At Hofstra University, students must respect the pursuit of academic knowledge and support the community of scholars by upholding standards of honesty and integrity in their work. The Maurice A. Deane School of Law at Hofstra University expects the same transparency in academic work from their law students as well. Law students are preparing to enter the legal profession, a career that demands moral and ethical conduct at all times. To help its students prepare to become attorneys, the Deane School of Law asks students to uphold principles of honesty, morality, and transparency.
Students who do not demonstrate behavior befitting an attorney or legal professional may find themselves facing disciplinary action from the Deane School of Law. In addition to sanctions from the law school, an academic misconduct violation could lead to further negative consequences for law students. Obtaining employment or clerkships could prove difficult, and sanctions might set back progress toward a law degree, costing more time and money. A notation of academic misconduct on a law school record could also prevent a law graduate from passing the state bar association's character and fitness evaluation, effectively preventing them from practicing law.
Your future as a lawyer could be in jeopardy if you are charged with an academic misconduct violation. Consider consulting with a student defense attorney-advisor for help.
Academic Misconduct at the Deane School of Law
The Deane School of Law has a student handbook that covers all forms of conduct and other regulations pertaining to law students. The handbook contains a Code of Academic Conduct, which prohibits forms of academic misconduct and lays out procedures for dealing with alleged violations.
Students must also follow the rules set by Hofstra University and may be subject to the University's disciplinary procedures and sanctions as well. The Deane School of Law can also take disciplinary action independent of any University procedures if a law student violates the Code of Community Standards of Hofstra University.

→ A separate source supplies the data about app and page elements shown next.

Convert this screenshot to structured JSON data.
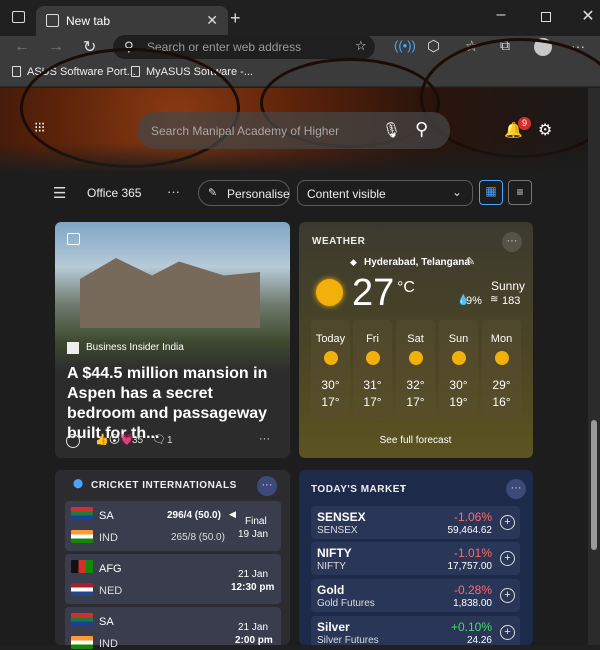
{
  "browser": {
    "tab_title": "New tab",
    "address_placeholder": "Search or enter web address",
    "bookmarks": [
      "ASUS Software Port...",
      "MyASUS Software -..."
    ]
  },
  "hero": {
    "search_placeholder": "Search Manipal Academy of Higher",
    "notification_count": "9"
  },
  "feedbar": {
    "office": "Office 365",
    "more": "···",
    "personalise": "Personalise",
    "content_select": "Content visible"
  },
  "news": {
    "source": "Business Insider India",
    "headline": "A $44.5 million mansion in Aspen has a secret bedroom and passageway built for th...",
    "reaction_count": "35",
    "comment_count": "1"
  },
  "weather": {
    "title": "WEATHER",
    "location": "Hyderabad, Telangana",
    "temp": "27",
    "unit": "°C",
    "condition": "Sunny",
    "precip": "9%",
    "aqi": "183",
    "forecast": [
      {
        "day": "Today",
        "high": "30°",
        "low": "17°"
      },
      {
        "day": "Fri",
        "high": "31°",
        "low": "17°"
      },
      {
        "day": "Sat",
        "high": "32°",
        "low": "17°"
      },
      {
        "day": "Sun",
        "high": "30°",
        "low": "19°"
      },
      {
        "day": "Mon",
        "high": "29°",
        "low": "16°"
      }
    ],
    "full_forecast": "See full forecast"
  },
  "cricket": {
    "title": "CRICKET INTERNATIONALS",
    "matches": [
      {
        "team1": "SA",
        "score1": "296/4 (50.0)",
        "team2": "IND",
        "score2": "265/8 (50.0)",
        "status": "Final",
        "date": "19 Jan"
      },
      {
        "team1": "AFG",
        "team2": "NED",
        "date": "21 Jan",
        "time": "12:30 pm"
      },
      {
        "team1": "SA",
        "team2": "IND",
        "date": "21 Jan",
        "time": "2:00 pm"
      }
    ]
  },
  "market": {
    "title": "TODAY'S MARKET",
    "rows": [
      {
        "name": "SENSEX",
        "sub": "SENSEX",
        "pct": "-1.06%",
        "value": "59,464.62",
        "color": "#ff6b6b"
      },
      {
        "name": "NIFTY",
        "sub": "NIFTY",
        "pct": "-1.01%",
        "value": "17,757.00",
        "color": "#ff6b6b"
      },
      {
        "name": "Gold",
        "sub": "Gold Futures",
        "pct": "-0.28%",
        "value": "1,838.00",
        "color": "#ff6b6b"
      },
      {
        "name": "Silver",
        "sub": "Silver Futures",
        "pct": "+0.10%",
        "value": "24.26",
        "color": "#4cd964"
      }
    ]
  }
}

Examples of Prohibited Conduct at Deane School of Law
- Giving a student any unauthorized information concerning an exam prior to the time the student takes the exam
- Using an electronic device during an exam
- Copying, reading, or sharing another student's examination paper or book during the course of the exam
- Beginning an exam before the prescribed time or continuing to write the exam after the prescribed time without proper authorization
- Failing to submit all exam materials at the end of the exam
- Damaging, destroying, or concealing property belonging to or deposited in the Law Library
- Making material misrepresentation in connection with Code of Academic Conduct proceedings
Failing to appear before the Disciplinary Committee to testify
Damaging, destroying, or concealing evidence with the purpose of obstructing a Code of Academic Conduct proceeding
- Making a material representation to obtain an academic benefit
- Recording a class, workshop, seminar, or lecture without the speaker's permission
- Stealing, damaging, destroying, or concealing another student's or faculty member's notes or books
- Submitting the same or significantly similar work for credit in more than one course without disclosing the fact
How Does the Deane School of Law Handle Academic Misconduct?
Alleged violations of the Code of Academic Conduct at Deane School of Law go through four phases: complaint, investigation, hearing, and appeal.
Anyone, not just law students and faculty, can submit a report of a suspected violation of the Code to the Office of Student Affairs. Once the Office of Student Affairs receives the complaint, it will notify the accused student.
The Office of Student Affairs investigates each formal complaint. If the Office finds no probable cause, that the alleged infraction wasn't severe enough to violate the Code, or if the complaint wasn't filed in a timely manner, it will dismiss the complaint. The Office of Student Affairs may also resolve the matter directly with the accused student, or push the case forward to a Disciplinary Committee Hearing.
The Disciplinary Committee that conducts the hearing includes three faculty members who are appointed by the Dean. The Committee must notify the accused student 10 days in advance about the date of the hearing. Accused students can have anyone represent them at the hearing, including an external attorney-advisor. They can also call witnesses, present relevant evidence, and cross-examine witnesses. To decide whether the accused student is guilty or not of a violation, the Disciplinary Committee must have a majority vote.
Students who disagree with the Disciplinary Committee's findings may appeal by notifying the Chair of the Committee, who notifies the Dean. The Dean will review the case and may take one of the following actions:
- Affirm the decision of the Disciplinary Committee
- Modify the findings or penalties
- Order a new hearing
- Dismiss the charges
The Dean's decision on the matter is final.
Possible Sanctions for Misconduct
If the Disciplinary Committee at the Deane School of Law finds a student guilty of violating the Code of Academic Conduct, it may impose one or more of the following penalties:
- Disciplinary letter in student's personal file
- Oral reprimand
- Restitution or restoration
Seeking the Help of a Student Defense Attorney-Advisor
If you are accused of academic misconduct at the Deane School of Law, you may feel overwhelmed by the formal disciplinary procedures. Rather than trying to navigate this complex system on your own, consult with an attorney-advisor who has experience with such proceedings. A student defense legal advisor can help you gather evidence, identify witnesses, and prepare your defense for your hearing.
Attorney Joseph D. Lento has assisted law students across the country with academic misconduct cases, helping them protect their futures as lawyers. Contact the Lento Law Firm today at 888-535-3686 with your questions about academic misconduct defense.